__Brief__.
Copy the data below. Keep every line exactly as it is.

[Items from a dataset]
------------

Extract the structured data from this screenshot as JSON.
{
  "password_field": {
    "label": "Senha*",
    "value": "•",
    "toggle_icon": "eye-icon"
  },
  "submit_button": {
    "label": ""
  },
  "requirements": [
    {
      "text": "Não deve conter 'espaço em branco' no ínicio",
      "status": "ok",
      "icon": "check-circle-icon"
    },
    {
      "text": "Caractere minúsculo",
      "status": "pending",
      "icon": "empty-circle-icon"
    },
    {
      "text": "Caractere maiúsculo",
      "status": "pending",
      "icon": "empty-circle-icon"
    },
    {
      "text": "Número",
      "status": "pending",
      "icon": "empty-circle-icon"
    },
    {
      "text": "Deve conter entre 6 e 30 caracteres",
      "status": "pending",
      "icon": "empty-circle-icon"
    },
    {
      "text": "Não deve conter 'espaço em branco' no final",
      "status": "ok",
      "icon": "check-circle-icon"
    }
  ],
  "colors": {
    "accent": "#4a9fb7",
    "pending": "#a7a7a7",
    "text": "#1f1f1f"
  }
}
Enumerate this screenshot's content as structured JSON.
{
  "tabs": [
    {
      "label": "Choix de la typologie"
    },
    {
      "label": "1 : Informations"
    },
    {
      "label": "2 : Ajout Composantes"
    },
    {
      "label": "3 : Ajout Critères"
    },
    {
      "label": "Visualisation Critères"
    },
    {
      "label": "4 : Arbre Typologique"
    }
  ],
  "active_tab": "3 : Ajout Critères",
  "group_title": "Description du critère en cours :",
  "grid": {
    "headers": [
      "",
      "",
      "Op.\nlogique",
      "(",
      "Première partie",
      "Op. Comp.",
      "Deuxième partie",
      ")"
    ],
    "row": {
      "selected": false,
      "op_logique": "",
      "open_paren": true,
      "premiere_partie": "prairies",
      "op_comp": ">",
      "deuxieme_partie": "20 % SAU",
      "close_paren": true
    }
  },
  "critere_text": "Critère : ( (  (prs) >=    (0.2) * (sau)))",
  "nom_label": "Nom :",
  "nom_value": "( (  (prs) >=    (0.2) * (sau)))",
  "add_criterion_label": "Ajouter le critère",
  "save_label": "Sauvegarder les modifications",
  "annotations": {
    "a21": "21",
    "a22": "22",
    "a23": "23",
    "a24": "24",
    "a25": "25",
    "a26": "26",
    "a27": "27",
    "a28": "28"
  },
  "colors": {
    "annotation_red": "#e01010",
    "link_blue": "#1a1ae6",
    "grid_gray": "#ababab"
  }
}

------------

__Answer space__.
Extract the structured data from this screenshot as JSON.
{
  "password_field": {
    "label": "Senha*",
    "value": "•",
    "toggle_icon": "eye-icon"
  },
  "submit_button": {
    "label": ""
  },
  "requirements": [
    {
      "text": "Não deve conter 'espaço em branco' no ínicio",
      "status": "ok",
      "icon": "check-circle-icon"
    },
    {
      "text": "Caractere minúsculo",
      "status": "pending",
      "icon": "empty-circle-icon"
    },
    {
      "text": "Caractere maiúsculo",
      "status": "pending",
      "icon": "empty-circle-icon"
    },
    {
      "text": "Número",
      "status": "pending",
      "icon": "empty-circle-icon"
    },
    {
      "text": "Deve conter entre 6 e 30 caracteres",
      "status": "pending",
      "icon": "empty-circle-icon"
    },
    {
      "text": "Não deve conter 'espaço em branco' no final",
      "status": "ok",
      "icon": "check-circle-icon"
    }
  ],
  "colors": {
    "accent": "#4a9fb7",
    "pending": "#a7a7a7",
    "text": "#1f1f1f"
  }
}
Enumerate this screenshot's content as structured JSON.
{
  "tabs": [
    {
      "label": "Choix de la typologie"
    },
    {
      "label": "1 : Informations"
    },
    {
      "label": "2 : Ajout Composantes"
    },
    {
      "label": "3 : Ajout Critères"
    },
    {
      "label": "Visualisation Critères"
    },
    {
      "label": "4 : Arbre Typologique"
    }
  ],
  "active_tab": "3 : Ajout Critères",
  "group_title": "Description du critère en cours :",
  "grid": {
    "headers": [
      "",
      "",
      "Op.\nlogique",
      "(",
      "Première partie",
      "Op. Comp.",
      "Deuxième partie",
      ")"
    ],
    "row": {
      "selected": false,
      "op_logique": "",
      "open_paren": true,
      "premiere_partie": "prairies",
      "op_comp": ">",
      "deuxieme_partie": "20 % SAU",
      "close_paren": true
    }
  },
  "critere_text": "Critère : ( (  (prs) >=    (0.2) * (sau)))",
  "nom_label": "Nom :",
  "nom_value": "( (  (prs) >=    (0.2) * (sau)))",
  "add_criterion_label": "Ajouter le critère",
  "save_label": "Sauvegarder les modifications",
  "annotations": {
    "a21": "21",
    "a22": "22",
    "a23": "23",
    "a24": "24",
    "a25": "25",
    "a26": "26",
    "a27": "27",
    "a28": "28"
  },
  "colors": {
    "annotation_red": "#e01010",
    "link_blue": "#1a1ae6",
    "grid_gray": "#ababab"
  }
}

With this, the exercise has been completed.